Calm down dear ……..

Further to last week’s blog, there has now been increased debate on the recent and possibly encouraging movement in the housing market.  The Council of Mortgage Lenders (CML) reported that loan approvals in March were a 14.8% increase on February.  In addition to this, the Royal Institute of Chartered Surveyors (RICS) said that a majority of its members reported a rise in prices for the first time since 2010.  The director general of the CML  said,  ‘more borrowers are taking out higher loan-to-value mortgages than at any other time in the last 4 years’.  He further commented that, ‘that this is a sign that lenders are open for business and that borrowers –  even those without a large deposit –  are increasingly able to get a foot on the property ladder’. Good news you may think.  However, Fathom Consulting, whom we have now discovered are a forum of Bank of England economists (so one would hope that they know what they are talking about…), make a very valid point; tempering the enthusiasm of both the CML and RICS.  Under the plans unveiled by Chancellor Osborne, the Government will either provide a loan or guarantee the top 20% of the value of a new property.  This is in addition to the borrower’s 5% deposit.
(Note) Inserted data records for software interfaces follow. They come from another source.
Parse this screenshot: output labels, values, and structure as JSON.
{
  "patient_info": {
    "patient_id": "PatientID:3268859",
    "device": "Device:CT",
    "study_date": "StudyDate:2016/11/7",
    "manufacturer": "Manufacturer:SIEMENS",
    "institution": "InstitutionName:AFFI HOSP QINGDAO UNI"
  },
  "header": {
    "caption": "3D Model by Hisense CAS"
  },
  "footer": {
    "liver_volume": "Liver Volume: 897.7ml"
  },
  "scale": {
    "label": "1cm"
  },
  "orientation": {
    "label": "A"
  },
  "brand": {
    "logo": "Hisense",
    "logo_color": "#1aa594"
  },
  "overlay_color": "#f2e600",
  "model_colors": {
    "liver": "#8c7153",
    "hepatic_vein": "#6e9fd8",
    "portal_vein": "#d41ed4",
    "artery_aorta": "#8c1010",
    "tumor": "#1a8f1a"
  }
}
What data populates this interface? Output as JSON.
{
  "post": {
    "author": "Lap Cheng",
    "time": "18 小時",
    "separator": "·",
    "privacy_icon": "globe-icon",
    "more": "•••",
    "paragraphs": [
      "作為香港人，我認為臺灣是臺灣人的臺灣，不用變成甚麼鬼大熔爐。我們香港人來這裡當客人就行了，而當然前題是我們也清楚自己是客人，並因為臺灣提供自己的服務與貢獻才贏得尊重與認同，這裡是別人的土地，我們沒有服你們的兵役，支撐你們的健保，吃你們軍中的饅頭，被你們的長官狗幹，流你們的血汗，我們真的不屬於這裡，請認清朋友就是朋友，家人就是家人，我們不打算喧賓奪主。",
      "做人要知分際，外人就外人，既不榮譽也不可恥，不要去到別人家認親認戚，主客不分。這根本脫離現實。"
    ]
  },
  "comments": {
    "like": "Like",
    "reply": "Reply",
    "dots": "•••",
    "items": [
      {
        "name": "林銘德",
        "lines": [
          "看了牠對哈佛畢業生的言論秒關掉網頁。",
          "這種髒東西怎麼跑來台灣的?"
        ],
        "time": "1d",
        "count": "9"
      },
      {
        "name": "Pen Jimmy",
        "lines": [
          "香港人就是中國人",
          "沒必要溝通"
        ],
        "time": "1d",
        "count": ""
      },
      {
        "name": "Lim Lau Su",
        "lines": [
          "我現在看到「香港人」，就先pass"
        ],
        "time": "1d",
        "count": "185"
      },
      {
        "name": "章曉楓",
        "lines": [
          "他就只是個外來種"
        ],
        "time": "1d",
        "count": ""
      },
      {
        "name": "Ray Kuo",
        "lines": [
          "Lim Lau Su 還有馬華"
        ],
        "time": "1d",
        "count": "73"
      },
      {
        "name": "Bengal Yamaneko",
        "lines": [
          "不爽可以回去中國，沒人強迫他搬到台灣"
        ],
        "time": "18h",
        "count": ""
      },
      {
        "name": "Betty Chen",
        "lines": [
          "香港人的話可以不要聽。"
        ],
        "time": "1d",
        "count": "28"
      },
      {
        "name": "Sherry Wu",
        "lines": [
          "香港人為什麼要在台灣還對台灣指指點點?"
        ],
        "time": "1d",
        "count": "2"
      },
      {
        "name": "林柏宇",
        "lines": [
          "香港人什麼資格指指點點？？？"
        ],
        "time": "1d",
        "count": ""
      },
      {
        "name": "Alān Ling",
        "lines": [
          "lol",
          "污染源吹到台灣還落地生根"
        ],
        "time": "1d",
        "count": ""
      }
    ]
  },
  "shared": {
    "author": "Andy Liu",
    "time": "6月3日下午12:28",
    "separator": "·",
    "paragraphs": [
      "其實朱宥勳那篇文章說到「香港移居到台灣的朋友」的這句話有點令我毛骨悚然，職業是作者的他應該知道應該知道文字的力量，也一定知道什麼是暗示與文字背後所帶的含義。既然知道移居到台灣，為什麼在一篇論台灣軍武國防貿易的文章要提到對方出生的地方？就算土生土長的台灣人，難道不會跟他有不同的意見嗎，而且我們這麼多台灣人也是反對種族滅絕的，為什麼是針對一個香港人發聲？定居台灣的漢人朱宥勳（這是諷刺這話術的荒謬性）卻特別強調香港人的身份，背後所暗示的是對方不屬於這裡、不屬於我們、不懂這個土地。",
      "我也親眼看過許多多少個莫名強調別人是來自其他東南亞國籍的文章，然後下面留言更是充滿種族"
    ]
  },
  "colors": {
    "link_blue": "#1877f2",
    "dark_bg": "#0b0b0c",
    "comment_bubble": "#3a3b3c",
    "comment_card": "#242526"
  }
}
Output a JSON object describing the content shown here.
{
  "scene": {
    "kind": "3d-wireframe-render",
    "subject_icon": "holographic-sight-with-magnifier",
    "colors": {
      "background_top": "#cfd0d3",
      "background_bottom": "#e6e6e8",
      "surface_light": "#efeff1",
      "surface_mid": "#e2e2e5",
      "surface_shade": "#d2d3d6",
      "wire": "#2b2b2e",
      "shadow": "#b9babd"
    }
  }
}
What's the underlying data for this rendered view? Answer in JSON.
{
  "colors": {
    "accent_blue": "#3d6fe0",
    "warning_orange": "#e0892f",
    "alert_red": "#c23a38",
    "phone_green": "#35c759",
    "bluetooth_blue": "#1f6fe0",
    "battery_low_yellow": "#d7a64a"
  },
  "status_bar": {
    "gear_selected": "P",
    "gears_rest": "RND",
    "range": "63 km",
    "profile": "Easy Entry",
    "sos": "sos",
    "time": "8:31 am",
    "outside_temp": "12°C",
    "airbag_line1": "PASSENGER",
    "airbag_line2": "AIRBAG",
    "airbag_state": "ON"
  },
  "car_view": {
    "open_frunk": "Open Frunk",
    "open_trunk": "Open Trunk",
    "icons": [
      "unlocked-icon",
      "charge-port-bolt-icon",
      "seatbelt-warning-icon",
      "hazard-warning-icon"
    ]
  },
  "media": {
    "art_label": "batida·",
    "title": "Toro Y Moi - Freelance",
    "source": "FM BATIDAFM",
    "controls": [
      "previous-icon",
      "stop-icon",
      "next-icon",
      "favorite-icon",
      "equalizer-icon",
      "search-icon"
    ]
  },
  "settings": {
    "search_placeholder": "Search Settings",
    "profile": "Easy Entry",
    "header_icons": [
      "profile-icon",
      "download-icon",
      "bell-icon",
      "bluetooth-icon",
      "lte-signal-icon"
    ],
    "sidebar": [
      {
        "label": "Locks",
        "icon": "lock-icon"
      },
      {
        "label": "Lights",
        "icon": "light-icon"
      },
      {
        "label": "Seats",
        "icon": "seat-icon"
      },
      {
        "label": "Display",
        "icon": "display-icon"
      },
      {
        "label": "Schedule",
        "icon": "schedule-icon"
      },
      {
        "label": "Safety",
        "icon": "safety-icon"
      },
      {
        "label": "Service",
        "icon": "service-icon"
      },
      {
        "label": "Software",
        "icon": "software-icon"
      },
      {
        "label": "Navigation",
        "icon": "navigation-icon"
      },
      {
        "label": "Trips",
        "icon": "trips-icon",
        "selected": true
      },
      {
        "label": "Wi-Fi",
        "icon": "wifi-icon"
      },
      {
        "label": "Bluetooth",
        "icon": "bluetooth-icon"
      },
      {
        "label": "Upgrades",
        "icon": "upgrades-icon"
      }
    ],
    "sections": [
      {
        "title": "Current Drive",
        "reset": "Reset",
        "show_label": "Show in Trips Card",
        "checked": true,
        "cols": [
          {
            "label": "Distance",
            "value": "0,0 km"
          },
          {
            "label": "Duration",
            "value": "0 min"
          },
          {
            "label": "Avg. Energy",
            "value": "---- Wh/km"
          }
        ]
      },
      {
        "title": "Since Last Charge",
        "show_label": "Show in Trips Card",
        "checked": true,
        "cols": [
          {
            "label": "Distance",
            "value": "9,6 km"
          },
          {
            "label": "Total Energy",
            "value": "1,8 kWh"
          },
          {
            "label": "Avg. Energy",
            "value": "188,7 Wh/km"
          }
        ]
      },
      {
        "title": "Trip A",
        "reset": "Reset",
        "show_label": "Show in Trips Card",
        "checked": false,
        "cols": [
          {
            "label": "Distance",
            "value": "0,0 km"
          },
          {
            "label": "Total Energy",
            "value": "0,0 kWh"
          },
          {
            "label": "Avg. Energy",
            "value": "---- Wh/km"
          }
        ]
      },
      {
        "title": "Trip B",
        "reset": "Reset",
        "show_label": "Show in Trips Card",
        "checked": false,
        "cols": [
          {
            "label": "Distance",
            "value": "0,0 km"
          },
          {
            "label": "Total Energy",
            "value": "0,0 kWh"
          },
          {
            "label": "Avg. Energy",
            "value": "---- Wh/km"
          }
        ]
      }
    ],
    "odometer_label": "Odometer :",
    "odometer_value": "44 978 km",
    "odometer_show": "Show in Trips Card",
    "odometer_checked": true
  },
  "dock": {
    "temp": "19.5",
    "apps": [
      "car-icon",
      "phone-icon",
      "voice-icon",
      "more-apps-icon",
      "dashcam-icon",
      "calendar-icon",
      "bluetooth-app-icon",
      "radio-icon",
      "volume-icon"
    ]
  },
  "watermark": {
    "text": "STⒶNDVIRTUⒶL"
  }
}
If  someone is purchasing a £100,000 property, the lender’s exposure could only be £75,000. The concern raised is that at this new reduced level of exposure, lenders may be encouraged to slacken their underwriting criteria and revert to the somewhat gung-ho practices of the early 2000’s.  Of course everyone wants movement, but nobody wants a boom in the housing market; what goes up, must come down, and a boom is programmed to be followed by a bust. Steady growth is far more desirable and sustainable in the long-term.